Using DISCerning Communication To Deal With Difficult People
Here is a different strategy for relating to difficult people.
First, appreciate that many difficult situational challenges are really DISCerning Communication issues. The difficulties are largely a clash of behavioural styles.
When we recognise that difficulties are a conflict of behavioural preferences, we are able to apply proven strategies to resolve them. However, if we tie the difficult situation challenges to the individual, then it is more challenging to find answers.
A Map of Behavioural Preferences
Dominance, Inducement, Steadiness and Conscientiousness (DISC)
To get a better sense of how behavioural styles confuse communication, we take a few examples from Dominant Style traits. Others interpret direct as blunt, undiplomatic and insensitive. Decisive gets translated as rash and reluctant to conduct proper analysis.
Independent is viewed as being selfish and not a team player.
What happens when we use DISCerning Communication?
Let's use Don to represent Dominance, and Susan represent Steadiness and examine their perspective on 'direct'.
Johnny (colleague) has a problem with body odour. Don's approach is to place his arm around Johnny's shoulder and speak directly to the BO challenge, advising that this brand of deodorant could solve the problem.
Susan reflects for a long time on how to get the message across to Johnny without hurting his feelings. Finally, she devices some subtle approaches to give Johnny a hint. Susan thinks Don's approach is insensitive. It will hurt Johnny's feeling.
Don thinks Susan's approach takes forever while she devises her diplomacy. In the end, Johnny might even miss the message.
This brings their communication to a difference of approach rather than a personal issue. We can disagree, but it is on the grounds of approach, not annoying personal flaws. We open our minds to the possibility that there may be an alternative point of view. There is a tendency to be less emotional in those circumstances.
Let us review an inducement style case
Team members who have a preference for the I-style are often simultaneously the source of great pleasure and immense frustration.
Reliability is the major issue for others. "But you said you would ..." is a recurring phrase.
Here is a radically different perspective that might save you from pulling out more hair.
Our DISCerning Communication skills inform us that a feature of the I-Style is the desire to please. They seek success with and through people. Given the need to please others, there is a tendency to say yes readily. There is also their need for interaction.
Let's use Ivan as an example. You ask him to do you a favour and he says "Sure." What are Ivan's realities?

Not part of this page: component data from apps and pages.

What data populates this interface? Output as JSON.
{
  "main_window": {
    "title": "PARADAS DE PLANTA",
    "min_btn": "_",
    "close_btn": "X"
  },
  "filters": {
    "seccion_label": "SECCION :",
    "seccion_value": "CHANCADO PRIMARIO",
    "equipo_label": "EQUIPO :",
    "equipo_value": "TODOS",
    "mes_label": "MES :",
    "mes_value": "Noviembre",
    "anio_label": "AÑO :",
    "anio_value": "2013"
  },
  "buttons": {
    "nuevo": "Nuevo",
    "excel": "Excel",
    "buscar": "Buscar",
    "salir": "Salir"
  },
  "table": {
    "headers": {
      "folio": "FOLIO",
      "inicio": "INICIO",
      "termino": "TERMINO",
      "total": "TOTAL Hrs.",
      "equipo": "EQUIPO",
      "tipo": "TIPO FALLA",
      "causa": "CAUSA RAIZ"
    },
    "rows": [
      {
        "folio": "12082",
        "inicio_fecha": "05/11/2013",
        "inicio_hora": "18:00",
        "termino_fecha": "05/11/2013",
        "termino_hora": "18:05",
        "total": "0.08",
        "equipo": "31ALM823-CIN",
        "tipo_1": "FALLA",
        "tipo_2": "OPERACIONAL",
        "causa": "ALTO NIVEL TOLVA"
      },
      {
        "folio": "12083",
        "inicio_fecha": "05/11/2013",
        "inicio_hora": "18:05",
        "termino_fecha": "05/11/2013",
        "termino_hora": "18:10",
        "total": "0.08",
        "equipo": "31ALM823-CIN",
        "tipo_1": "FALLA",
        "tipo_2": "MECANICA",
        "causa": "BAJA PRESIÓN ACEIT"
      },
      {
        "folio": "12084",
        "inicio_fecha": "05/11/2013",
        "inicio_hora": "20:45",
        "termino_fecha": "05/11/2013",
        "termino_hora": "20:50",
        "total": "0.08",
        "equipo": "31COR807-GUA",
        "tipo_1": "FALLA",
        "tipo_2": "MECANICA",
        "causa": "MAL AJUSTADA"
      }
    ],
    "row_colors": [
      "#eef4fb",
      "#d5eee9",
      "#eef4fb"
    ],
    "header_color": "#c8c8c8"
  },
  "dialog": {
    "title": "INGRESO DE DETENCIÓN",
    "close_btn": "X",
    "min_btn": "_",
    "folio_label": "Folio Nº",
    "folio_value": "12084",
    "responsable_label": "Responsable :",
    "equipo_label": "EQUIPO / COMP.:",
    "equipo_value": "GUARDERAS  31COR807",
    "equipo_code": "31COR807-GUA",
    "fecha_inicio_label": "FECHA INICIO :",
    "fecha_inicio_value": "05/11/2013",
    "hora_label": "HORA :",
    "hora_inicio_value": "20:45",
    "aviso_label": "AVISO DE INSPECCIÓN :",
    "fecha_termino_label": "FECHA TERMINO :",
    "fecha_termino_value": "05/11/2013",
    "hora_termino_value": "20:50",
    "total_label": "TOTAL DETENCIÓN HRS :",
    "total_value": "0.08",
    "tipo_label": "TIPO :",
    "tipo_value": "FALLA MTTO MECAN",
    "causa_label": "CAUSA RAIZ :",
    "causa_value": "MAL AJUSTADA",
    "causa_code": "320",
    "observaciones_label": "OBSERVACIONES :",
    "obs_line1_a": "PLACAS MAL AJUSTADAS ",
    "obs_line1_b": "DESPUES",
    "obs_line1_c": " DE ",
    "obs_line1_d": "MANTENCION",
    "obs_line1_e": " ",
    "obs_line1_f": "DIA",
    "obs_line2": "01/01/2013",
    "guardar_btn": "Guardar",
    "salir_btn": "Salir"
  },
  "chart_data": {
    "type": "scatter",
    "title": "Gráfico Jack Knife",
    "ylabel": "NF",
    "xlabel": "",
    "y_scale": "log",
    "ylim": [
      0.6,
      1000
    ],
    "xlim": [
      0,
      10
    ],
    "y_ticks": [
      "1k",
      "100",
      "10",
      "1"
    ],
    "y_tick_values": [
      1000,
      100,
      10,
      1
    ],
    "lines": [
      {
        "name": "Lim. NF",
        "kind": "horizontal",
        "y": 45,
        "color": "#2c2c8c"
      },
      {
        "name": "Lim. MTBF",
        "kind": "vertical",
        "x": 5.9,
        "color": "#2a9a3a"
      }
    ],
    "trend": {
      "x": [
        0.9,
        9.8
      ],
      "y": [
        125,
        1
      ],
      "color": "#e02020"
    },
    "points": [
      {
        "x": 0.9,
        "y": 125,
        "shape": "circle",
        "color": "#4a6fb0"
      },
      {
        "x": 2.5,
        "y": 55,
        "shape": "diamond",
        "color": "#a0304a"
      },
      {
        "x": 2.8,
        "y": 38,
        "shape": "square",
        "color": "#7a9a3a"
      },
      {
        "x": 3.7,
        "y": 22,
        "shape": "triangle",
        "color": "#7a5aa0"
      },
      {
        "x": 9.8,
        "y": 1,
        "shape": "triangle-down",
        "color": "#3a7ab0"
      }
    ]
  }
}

He has a full-time job, is president of his Citizens' Association, vice-president with responsibilities for member issues at his service club, and enrolled in evening classes. Honestly, where would Ivan find the time to do your favour?
The bottom line is that people using the I-Style have a tendency to overcommit. Their desire to please and to connect makes them want to serve. We poke fun at Ivan by noting that when he says "Consider it done", he instantly considers it as having been done.
How does DISCerning Communication help?
1. Take care to have Ivan clarify if his response is yes (meaning I would like to help) or a genuine commitment to completing your task.
2. Discuss implementation so that the issue is moved from the surface.
3. Establish deadlines.
4. Put reminders in place.
5. Monitor progress.
DISCerning Communication makes a difference.
See if you qualify for a free pass to an interactive mini-workshop on 'How To Manage Conflict With DISCerning Communication Techniques', Kingston, Thursday November 26. 5:30- 8 p.m.
E-mail name, organisation and your role to email@example.com. Limited number of passes.
These principles are also incorporated in our 3-D Leader Certification: Leading Difficult People programme. The programme is accredited by SHRM and offers 16 PDCs for the SHRM-CP or SHRM-SCP certifications. It involves over 16 facilitator-led, interactive hours of coaching plus 12 months of access to online courseware, email consultation, webinars and an exclusive Facebook community. Face-to-face retreat January 21-23, 2016. Register now!
• Trevor E.S. Smith is a behaviour modification coach with the Success with People Academy.